- _Excerpts from an interface dataset_:
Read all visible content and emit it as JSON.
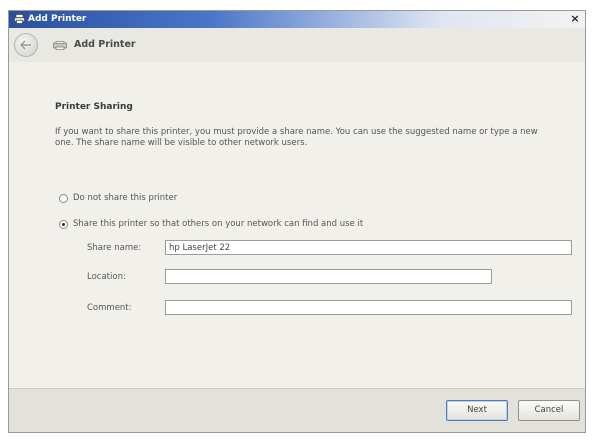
{
  "window": {
    "title": "Add Printer",
    "close_glyph": "×"
  },
  "nav": {
    "title": "Add Printer"
  },
  "page": {
    "heading": "Printer Sharing",
    "description": "If you want to share this printer, you must provide a share name. You can use the suggested name or type a new one. The share name will be visible to other network users."
  },
  "options": [
    {
      "label": "Do not share this printer",
      "checked": false
    },
    {
      "label": "Share this printer so that others on your network can find and use it",
      "checked": true
    }
  ],
  "fields": {
    "share_name": {
      "label": "Share name:",
      "value": "hp LaserJet 22"
    },
    "location": {
      "label": "Location:",
      "value": ""
    },
    "comment": {
      "label": "Comment:",
      "value": ""
    }
  },
  "buttons": {
    "next": "Next",
    "cancel": "Cancel"
  },
  "icons": {
    "title": "printer-icon",
    "back": "back-arrow-icon",
    "nav": "printer-icon",
    "close": "close-icon"
  }
}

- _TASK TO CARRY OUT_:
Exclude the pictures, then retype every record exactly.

- _PROBLEM SOLUTION_:
Read all visible content and emit it as JSON.
{
  "window": {
    "title": "Add Printer",
    "close_glyph": "×"
  },
  "nav": {
    "title": "Add Printer"
  },
  "page": {
    "heading": "Printer Sharing",
    "description": "If you want to share this printer, you must provide a share name. You can use the suggested name or type a new one. The share name will be visible to other network users."
  },
  "options": [
    {
      "label": "Do not share this printer",
      "checked": false
    },
    {
      "label": "Share this printer so that others on your network can find and use it",
      "checked": true
    }
  ],
  "fields": {
    "share_name": {
      "label": "Share name:",
      "value": "hp LaserJet 22"
    },
    "location": {
      "label": "Location:",
      "value": ""
    },
    "comment": {
      "label": "Comment:",
      "value": ""
    }
  },
  "buttons": {
    "next": "Next",
    "cancel": "Cancel"
  },
  "icons": {
    "title": "printer-icon",
    "back": "back-arrow-icon",
    "nav": "printer-icon",
    "close": "close-icon"
  }
}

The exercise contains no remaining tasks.